Catherine Antonovna of Brunswick

From Wikipedia, the free encyclopedia
Jump to: navigation, search
Catherine Antonovna
Silhouettes of the Russian Royals in Horsens.jpg
Silhouettes of Catherine and her siblings at Horsens.
Born (1741-07-26)26 July 1741
Saint Petersburg
Died 9 April 1807(1807-04-09) (aged 65)
Full name
Catherine Antonovna
House House of Brunswick-Bevern
Father Duke Anthony Ulrich of Brunswick
Mother Grand Duchess Anna Leopoldovna of Russia

Catherine Antonovna of Brunswick-Lüneburg (1741–1807), daughter of Duke Anthony Ulrich of Brunswick and Grand Duchess Anna Leopoldovna of Russia. Born a few days before the desposition of her brother Ivan VI, she was imprisoned by Empress Elizabeth of Russia along with her family from 1742 to 1780 at Kholmogory, and in 1780, she and two brothers and a sister were placed under house arrest for the rest of their lives in Horsens. She was the last descendant of Ivan V of Russia.

She became deaf after being dropped during the chaos of Empress Elizabeth's coup, and like her siblings, was sickly and suffered from bouts of seizures for much of her life.[1]

She and her three surviving siblings were released into the custody of their aunt, the Danish queen dowager Juliana Maria of Brunswick-Wolfenbüttel, on 30 June 1780, and settled in Jutland. There they lived under house arrest in Horsens for the rest of their lives under the guardianship of Juliana and at the expense of Catherine. Although they were prisoners, they lived in relative comfort and retained a small "court" of between 40 and 50 people, all Danish except for the priest.[2]

By 1798, Catherine lived alone in Horsens, since all her siblings had died. In 1803, she wrote a letter to the Tsar: she told him how her Danish servants took advantage of her difficulty in hearing and talking, described how much she had missed the Russian prison in Kholmogory, were she and her siblings had been happy together, and asked him to be allowed to return.[3] He never replied.

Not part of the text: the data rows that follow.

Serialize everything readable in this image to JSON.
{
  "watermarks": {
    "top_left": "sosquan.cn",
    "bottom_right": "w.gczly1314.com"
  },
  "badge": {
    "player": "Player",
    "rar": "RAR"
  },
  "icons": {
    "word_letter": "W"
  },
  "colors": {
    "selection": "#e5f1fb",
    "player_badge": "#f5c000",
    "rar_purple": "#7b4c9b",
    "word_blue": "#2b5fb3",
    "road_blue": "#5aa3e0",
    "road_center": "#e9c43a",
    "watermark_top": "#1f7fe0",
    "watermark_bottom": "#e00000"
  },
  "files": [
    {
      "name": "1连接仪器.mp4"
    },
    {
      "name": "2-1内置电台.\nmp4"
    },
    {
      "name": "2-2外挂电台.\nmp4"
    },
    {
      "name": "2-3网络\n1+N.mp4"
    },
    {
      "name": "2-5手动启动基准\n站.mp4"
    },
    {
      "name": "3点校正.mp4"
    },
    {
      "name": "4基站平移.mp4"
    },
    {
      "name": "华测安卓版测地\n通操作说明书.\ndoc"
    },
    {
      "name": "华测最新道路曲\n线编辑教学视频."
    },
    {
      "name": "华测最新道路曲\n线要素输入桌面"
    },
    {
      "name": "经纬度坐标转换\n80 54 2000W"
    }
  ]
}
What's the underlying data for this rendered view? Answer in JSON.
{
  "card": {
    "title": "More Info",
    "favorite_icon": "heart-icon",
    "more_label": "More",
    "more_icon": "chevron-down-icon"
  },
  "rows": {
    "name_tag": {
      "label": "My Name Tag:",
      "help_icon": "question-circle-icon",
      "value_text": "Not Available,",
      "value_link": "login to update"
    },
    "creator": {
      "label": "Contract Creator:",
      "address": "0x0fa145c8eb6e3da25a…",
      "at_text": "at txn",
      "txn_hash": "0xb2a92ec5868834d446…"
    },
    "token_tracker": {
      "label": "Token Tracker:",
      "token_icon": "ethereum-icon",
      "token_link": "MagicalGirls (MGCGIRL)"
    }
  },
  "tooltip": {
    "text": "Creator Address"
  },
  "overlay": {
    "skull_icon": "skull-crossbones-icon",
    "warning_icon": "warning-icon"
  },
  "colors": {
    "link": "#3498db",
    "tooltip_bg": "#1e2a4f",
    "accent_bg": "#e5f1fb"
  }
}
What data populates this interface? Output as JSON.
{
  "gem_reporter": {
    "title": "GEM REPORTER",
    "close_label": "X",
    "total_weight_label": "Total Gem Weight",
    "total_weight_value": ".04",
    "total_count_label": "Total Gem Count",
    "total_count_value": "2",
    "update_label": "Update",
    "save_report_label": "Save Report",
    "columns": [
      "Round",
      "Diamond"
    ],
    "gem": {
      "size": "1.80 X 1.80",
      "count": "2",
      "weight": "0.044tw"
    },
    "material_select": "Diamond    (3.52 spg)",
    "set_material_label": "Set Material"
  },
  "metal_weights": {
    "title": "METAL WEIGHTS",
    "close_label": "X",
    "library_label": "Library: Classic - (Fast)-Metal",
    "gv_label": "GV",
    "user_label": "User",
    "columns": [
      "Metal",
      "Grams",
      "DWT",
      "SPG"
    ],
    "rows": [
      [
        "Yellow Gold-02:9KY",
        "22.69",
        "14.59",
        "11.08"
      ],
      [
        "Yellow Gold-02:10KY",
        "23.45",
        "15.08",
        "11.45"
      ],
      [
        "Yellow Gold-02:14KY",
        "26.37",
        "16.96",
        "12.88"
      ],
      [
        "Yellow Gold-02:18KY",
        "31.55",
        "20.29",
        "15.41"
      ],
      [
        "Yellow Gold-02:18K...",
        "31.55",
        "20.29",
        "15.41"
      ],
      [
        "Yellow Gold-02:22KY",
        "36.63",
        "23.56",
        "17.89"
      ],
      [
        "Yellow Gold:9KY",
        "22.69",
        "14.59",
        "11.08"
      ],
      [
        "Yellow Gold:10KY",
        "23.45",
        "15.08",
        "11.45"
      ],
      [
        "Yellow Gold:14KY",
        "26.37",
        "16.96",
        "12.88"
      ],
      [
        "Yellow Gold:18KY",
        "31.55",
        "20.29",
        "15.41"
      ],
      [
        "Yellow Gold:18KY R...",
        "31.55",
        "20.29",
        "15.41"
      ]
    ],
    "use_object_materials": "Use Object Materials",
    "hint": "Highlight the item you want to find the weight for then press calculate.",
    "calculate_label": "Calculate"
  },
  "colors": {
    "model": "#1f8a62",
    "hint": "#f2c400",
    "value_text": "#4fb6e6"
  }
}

  1. ^ Five Empresses: Court Life In Eighteenth-century Russia By Evgeniĭ Viktorovich Anisimov
  2. ^ Marie Tetzlaff : Katarina den stora (1998)
  3. ^ Evgeniĭ Viktorovich Anisimov: Five Empresses: Court Life in Eighteenth-century Russia